> there any thumb rule sort of thing for this?

Yes, I'd guess the fanout limit to be reached when
the signal becomes marginal at the targetted inputs,
meaning the driver is at its limit.

Rene
-- 
Ing.Buero R.Tschaggelar - http://www.ibrtses.com
& commercial newsgroups - http://www.talkto.net

Article: 102248
Subject: Re: How to decide Fanout limit?
From: "Brannon" <brannonking@yahoo.com>
Date: 12 May 2006 08:16:49 -0700
Links: << >>  << T >>  << A >>
I don't know about the Synplify fanout support, but here's my $.02 on
fanout.
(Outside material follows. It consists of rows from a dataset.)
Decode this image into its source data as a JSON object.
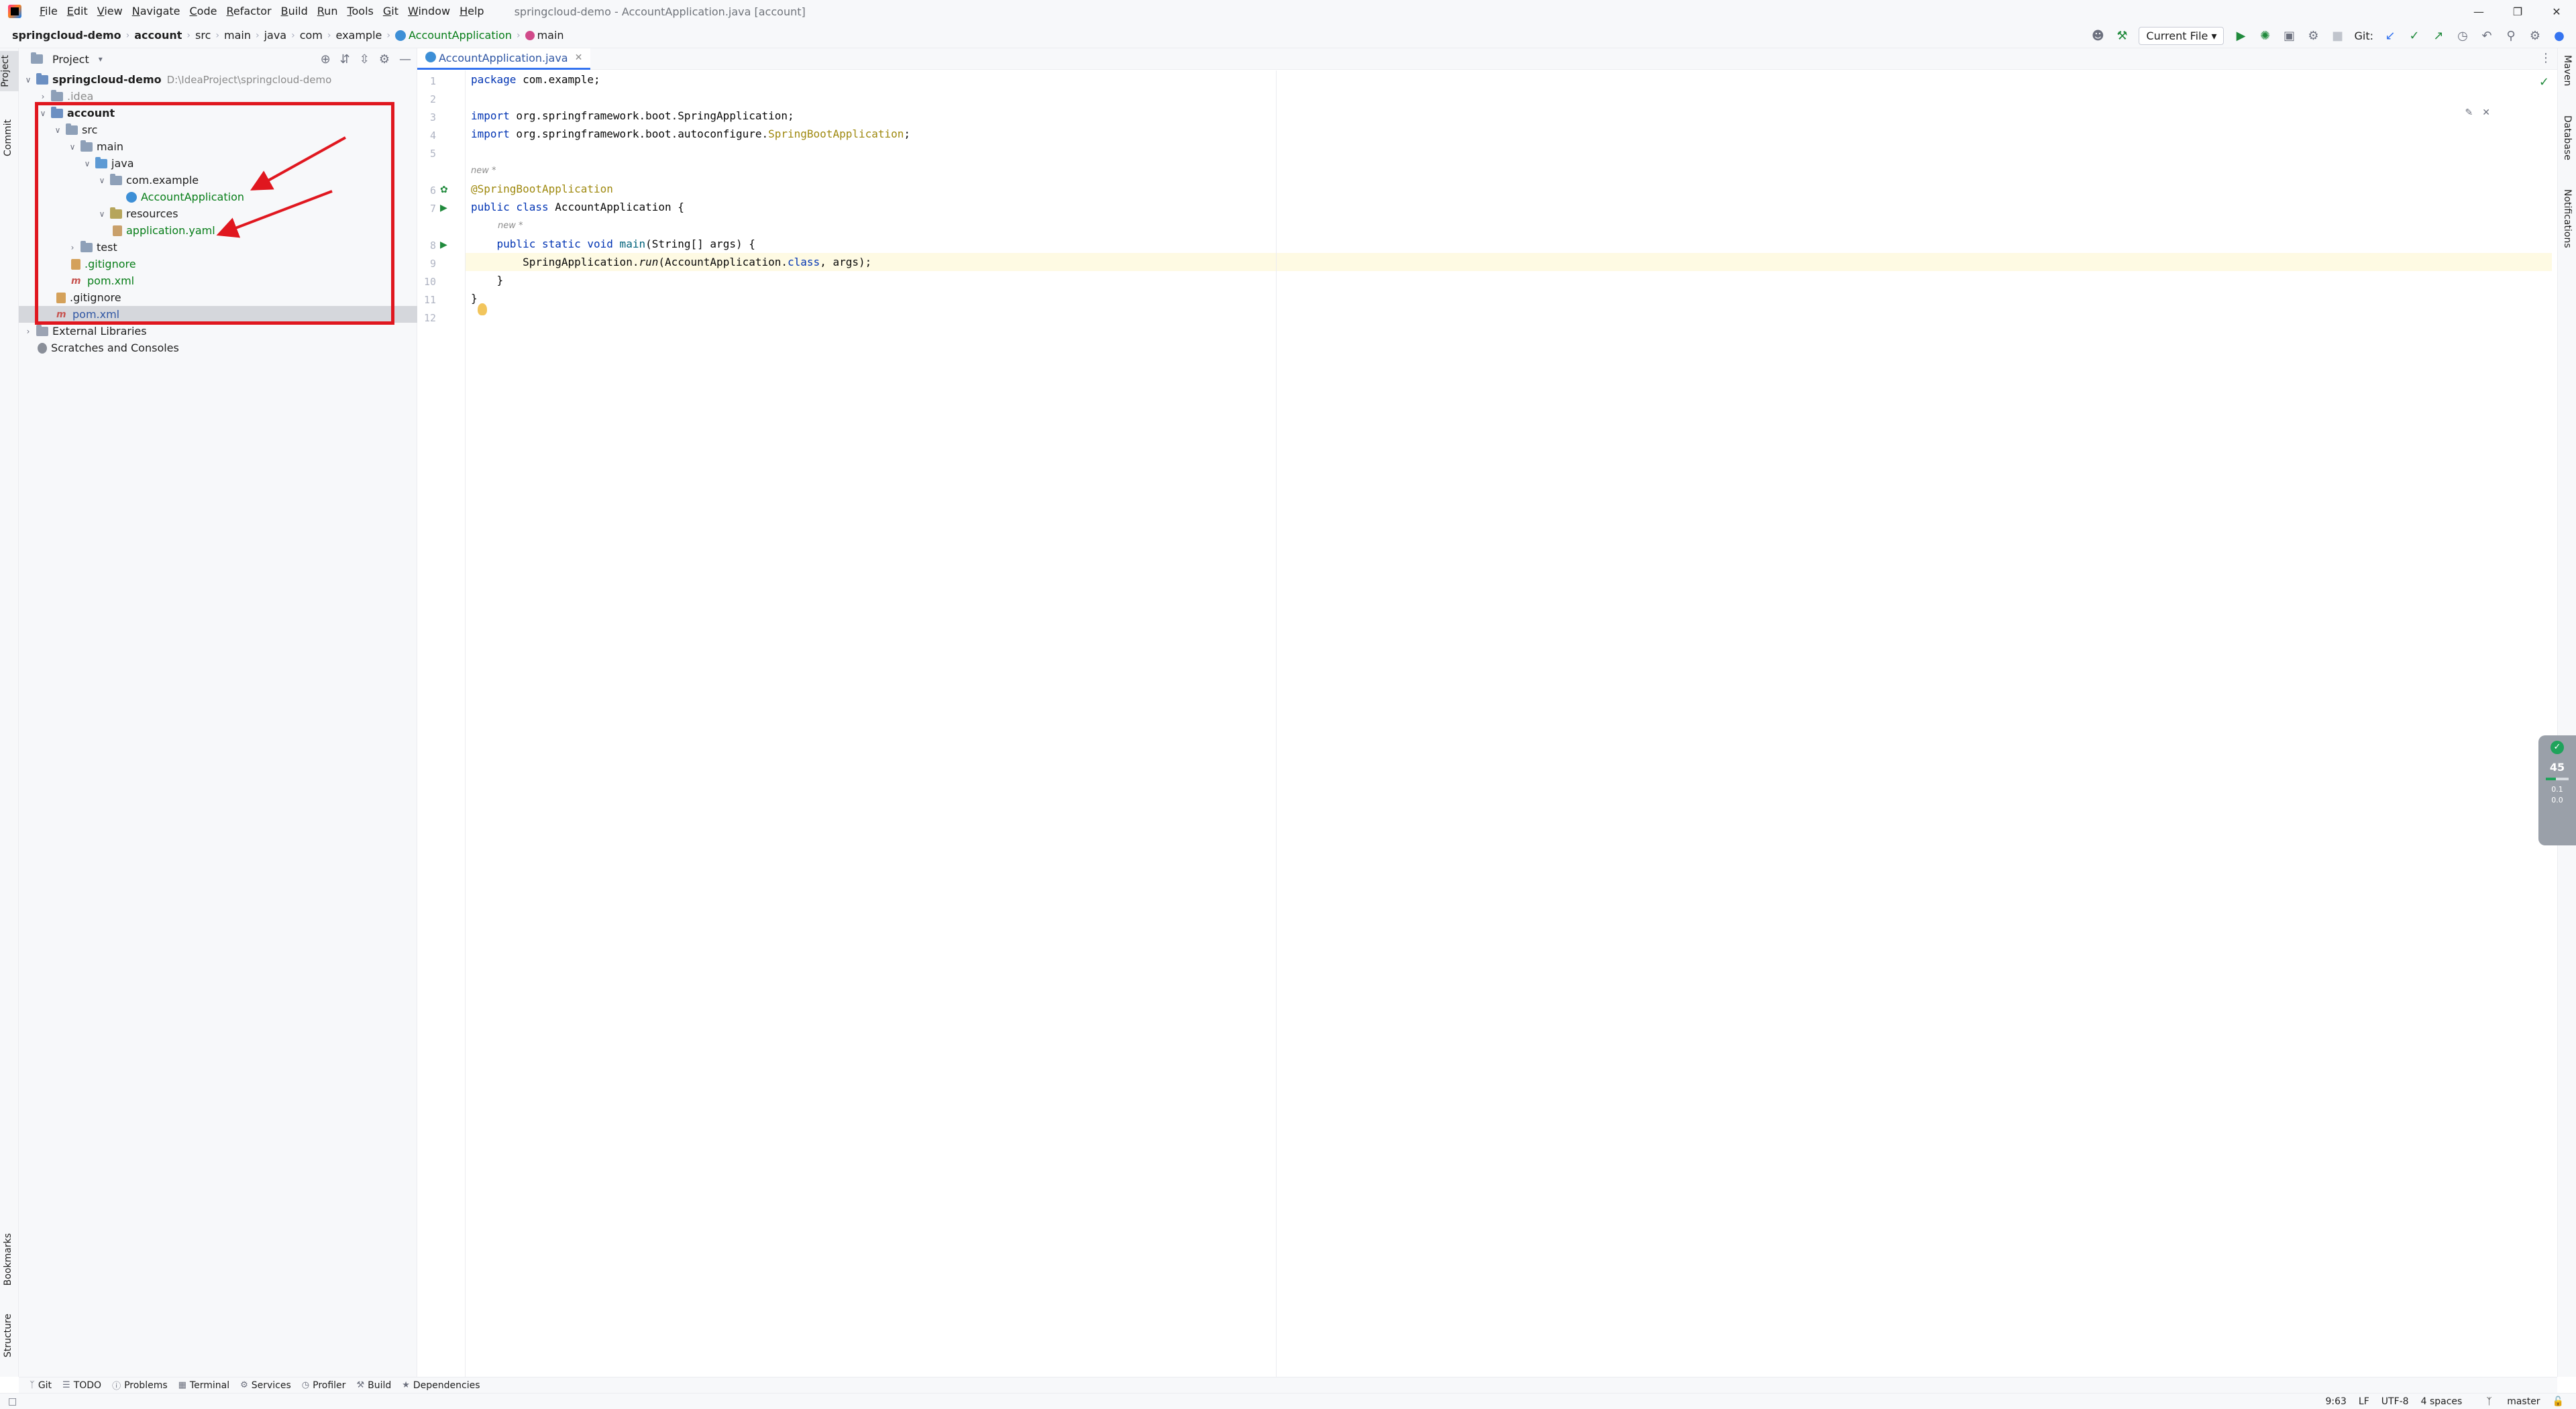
{
  "menubar": {
    "items": [
      "File",
      "Edit",
      "View",
      "Navigate",
      "Code",
      "Refactor",
      "Build",
      "Run",
      "Tools",
      "Git",
      "Window",
      "Help"
    ],
    "window_title": "springcloud-demo - AccountApplication.java [account]"
  },
  "breadcrumb": {
    "project": "springcloud-demo",
    "module": "account",
    "parts": [
      "src",
      "main",
      "java",
      "com",
      "example"
    ],
    "class_name": "AccountApplication",
    "method_name": "main"
  },
  "toolbar": {
    "run_config": "Current File",
    "git_label": "Git:"
  },
  "left_strip": {
    "tabs": [
      "Project",
      "Commit",
      "Bookmarks",
      "Structure"
    ]
  },
  "right_strip": {
    "tabs": [
      "Maven",
      "Database",
      "Notifications"
    ]
  },
  "project_panel": {
    "title": "Project",
    "tree": {
      "root_name": "springcloud-demo",
      "root_path": "D:\\IdeaProject\\springcloud-demo",
      "idea": ".idea",
      "account": "account",
      "src": "src",
      "main": "main",
      "java": "java",
      "package": "com.example",
      "app_class": "AccountApplication",
      "resources": "resources",
      "yaml": "application.yaml",
      "test": "test",
      "gitignore_module": ".gitignore",
      "pom_module": "pom.xml",
      "gitignore_root": ".gitignore",
      "pom_root": "pom.xml",
      "external_libraries": "External Libraries",
      "scratches": "Scratches and Consoles"
    }
  },
  "editor": {
    "tab_label": "AccountApplication.java",
    "line_numbers": [
      "1",
      "2",
      "3",
      "4",
      "5",
      "6",
      "7",
      "8",
      "9",
      "10",
      "11",
      "12"
    ],
    "hint_new": "new *",
    "code": {
      "l1_kw": "package",
      "l1_rest": " com.example;",
      "l3_kw": "import",
      "l3_rest": " org.springframework.boot.SpringApplication;",
      "l4_kw": "import",
      "l4_rest": " org.springframework.boot.autoconfigure.",
      "l4_cls": "SpringBootApplication",
      "l4_end": ";",
      "l6_ann": "@SpringBootApplication",
      "l7_kw": "public class",
      "l7_rest": " AccountApplication {",
      "l8_kw": "public static void",
      "l8_mth": " main",
      "l8_rest": "(String[] args) {",
      "l9_a": "SpringApplication.",
      "l9_mth": "run",
      "l9_b": "(AccountApplication.",
      "l9_kw": "class",
      "l9_c": ", args);",
      "l10": "}",
      "l11": "}"
    }
  },
  "memory_widget": {
    "value": "45",
    "used_fraction": 0.45,
    "line1": "0.1",
    "line2": "0.0"
  },
  "bottom_tabs": [
    "Git",
    "TODO",
    "Problems",
    "Terminal",
    "Services",
    "Profiler",
    "Build",
    "Dependencies"
  ],
  "status": {
    "position": "9:63",
    "line_sep": "LF",
    "encoding": "UTF-8",
    "indent": "4 spaces",
    "branch": "master"
  },
  "colors": {
    "annotation_red": "#e0171f",
    "accent_blue": "#3574f0",
    "file_green": "#067d17"
  }
}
Set it really high, like 10000. Then, after something fails
timespec, go back and manually increase registers on a per-register
basis for any register outputs that failed timespec. It is mostly an
issue with offset constraints on output data where the tristate switch
driver has to be there in < 2ns. The problem with it is that not all
tools will automatically duplicate registers to meet the fanout
constraint, and some will duplicate to meet it when it was not
necessary to meet the time constraint, thus wasting resources.
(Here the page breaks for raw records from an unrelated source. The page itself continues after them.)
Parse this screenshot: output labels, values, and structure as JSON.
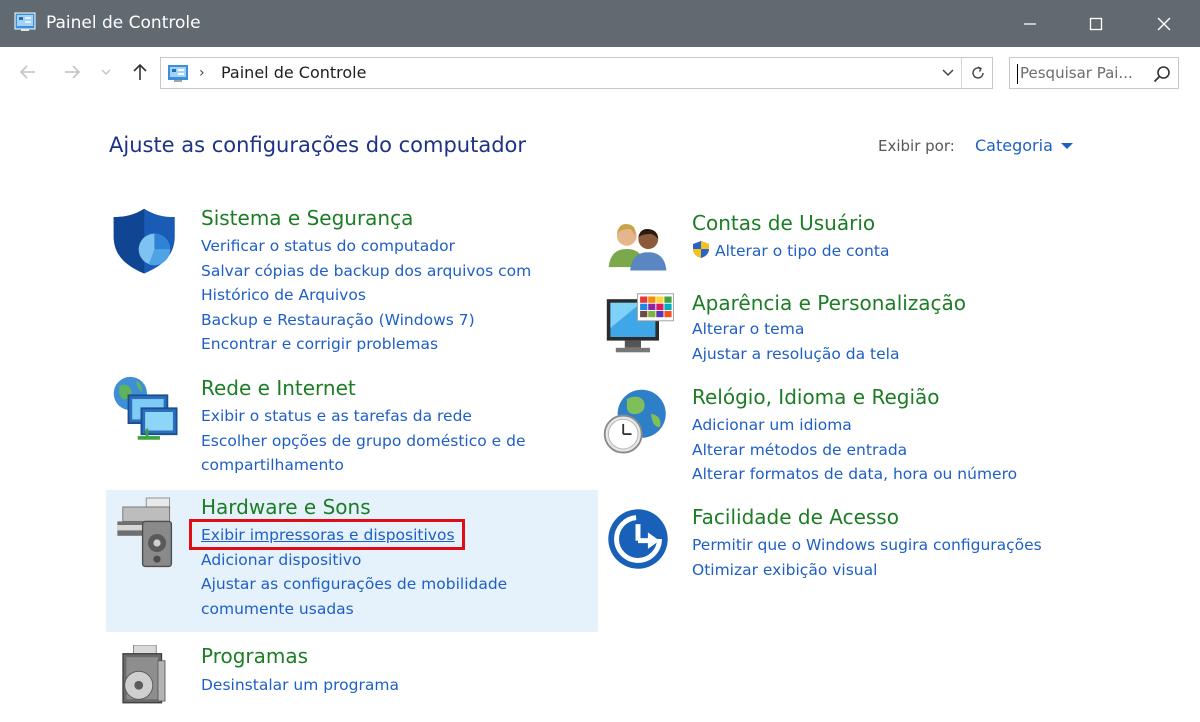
{
  "window": {
    "title": "Painel de Controle"
  },
  "address": {
    "path": "Painel de Controle",
    "separator": "›"
  },
  "search": {
    "placeholder": "Pesquisar Pai..."
  },
  "page": {
    "title": "Ajuste as configurações do computador",
    "view_by_label": "Exibir por:",
    "view_by_value": "Categoria"
  },
  "categories": {
    "system": {
      "title": "Sistema e Segurança",
      "links": [
        "Verificar o status do computador",
        "Salvar cópias de backup dos arquivos com",
        "Histórico de Arquivos",
        "Backup e Restauração (Windows 7)",
        "Encontrar e corrigir problemas"
      ]
    },
    "network": {
      "title": "Rede e Internet",
      "links": [
        "Exibir o status e as tarefas da rede",
        "Escolher opções de grupo doméstico e de",
        "compartilhamento"
      ]
    },
    "hardware": {
      "title": "Hardware e Sons",
      "links": [
        "Exibir impressoras e dispositivos",
        "Adicionar dispositivo",
        "Ajustar as configurações de mobilidade",
        "comumente usadas"
      ]
    },
    "programs": {
      "title": "Programas",
      "links": [
        "Desinstalar um programa"
      ]
    },
    "accounts": {
      "title": "Contas de Usuário",
      "links": [
        "Alterar o tipo de conta"
      ]
    },
    "appearance": {
      "title": "Aparência e Personalização",
      "links": [
        "Alterar o tema",
        "Ajustar a resolução da tela"
      ]
    },
    "clock": {
      "title": "Relógio, Idioma e Região",
      "links": [
        "Adicionar um idioma",
        "Alterar métodos de entrada",
        "Alterar formatos de data, hora ou número"
      ]
    },
    "access": {
      "title": "Facilidade de Acesso",
      "links": [
        "Permitir que o Windows sugira configurações",
        "Otimizar exibição visual"
      ]
    }
  },
  "colors": {
    "titlebar": "#616a70",
    "category_title": "#1c7d25",
    "link": "#1f5fc5",
    "heading": "#1e3287",
    "highlight": "#e5f1fb",
    "annotation_box": "#e00d14"
  },
  "icons": {
    "app": "control-panel-icon",
    "back": "arrow-left-icon",
    "forward": "arrow-right-icon",
    "recent": "chevron-down-icon",
    "up": "arrow-up-icon",
    "refresh": "refresh-icon",
    "search": "search-icon",
    "minimize": "minimize-icon",
    "maximize": "maximize-icon",
    "close": "close-icon"
  }
}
Article: 102249
Subject: Re: 64-point complex FFT with 32 bit floating-point representation
From: "Franco Tiratore" <trapule@googlemail.com>
Date: 12 May 2006 08:17:40 -0700
Links: << >>  << T >>  << A >>

Ray Andraka ha scritto:
> The FFT conserves energy, it can be looked at as redistributing the
[cut]


More than clear!
Anyway, after my question I started to write down some formulas and I
found exactly what you have just explained me. :o)

Ciao,
Franco




Site Home   Archive Home   FAQ Home   How to search the Archive   How to Navigate the Archive   
Compare FPGA features and resources   

Threads starting:
1994JulAugSepOctNovDec1994
1995JanFebMarAprMayJunJulAugSepOctNovDec1995
1996JanFebMarAprMayJunJulAugSepOctNovDec1996
1997JanFebMarAprMayJunJulAugSepOctNovDec1997
1998JanFebMarAprMayJunJulAugSepOctNovDec1998
1999JanFebMarAprMayJunJulAugSepOctNovDec1999
2000JanFebMarAprMayJunJulAugSepOctNovDec2000
2001JanFebMarAprMayJunJulAugSepOctNovDec2001
2002JanFebMarAprMayJunJulAugSepOctNovDec2002
2003JanFebMarAprMayJunJulAugSepOctNovDec2003
2004JanFebMarAprMayJunJulAugSepOctNovDec2004
2005JanFebMarAprMayJunJulAugSepOctNovDec2005
2006JanFebMarAprMayJunJulAugSepOctNovDec2006
2007JanFebMarAprMayJunJulAugSepOctNovDec2007
2008JanFebMarAprMayJunJulAugSepOctNovDec2008
2009JanFebMarAprMayJunJulAugSepOctNovDec2009
2010JanFebMarAprMayJunJulAugSepOctNovDec2010
2011JanFebMarAprMayJunJulAugSepOctNovDec2011
2012JanFebMarAprMayJunJulAugSepOctNovDec2012
2013JanFebMarAprMayJunJulAugSepOctNovDec2013
2014JanFebMarAprMayJunJulAugSepOctNovDec2014
2015JanFebMarAprMayJunJulAugSepOctNovDec2015
2016JanFebMarAprMayJunJulAugSepOctNovDec2016
2017JanFebMarAprMayJunJulAugSepOctNovDec2017
2018JanFebMarAprMayJunJulAugSepOctNovDec2018
2019JanFebMarAprMayJunJulAugSepOctNovDec2019
2020JanFebMarAprMay2020

Authors:A B C D E F G H I J K L M N O P Q R S T U V W X Y Z

Custom Search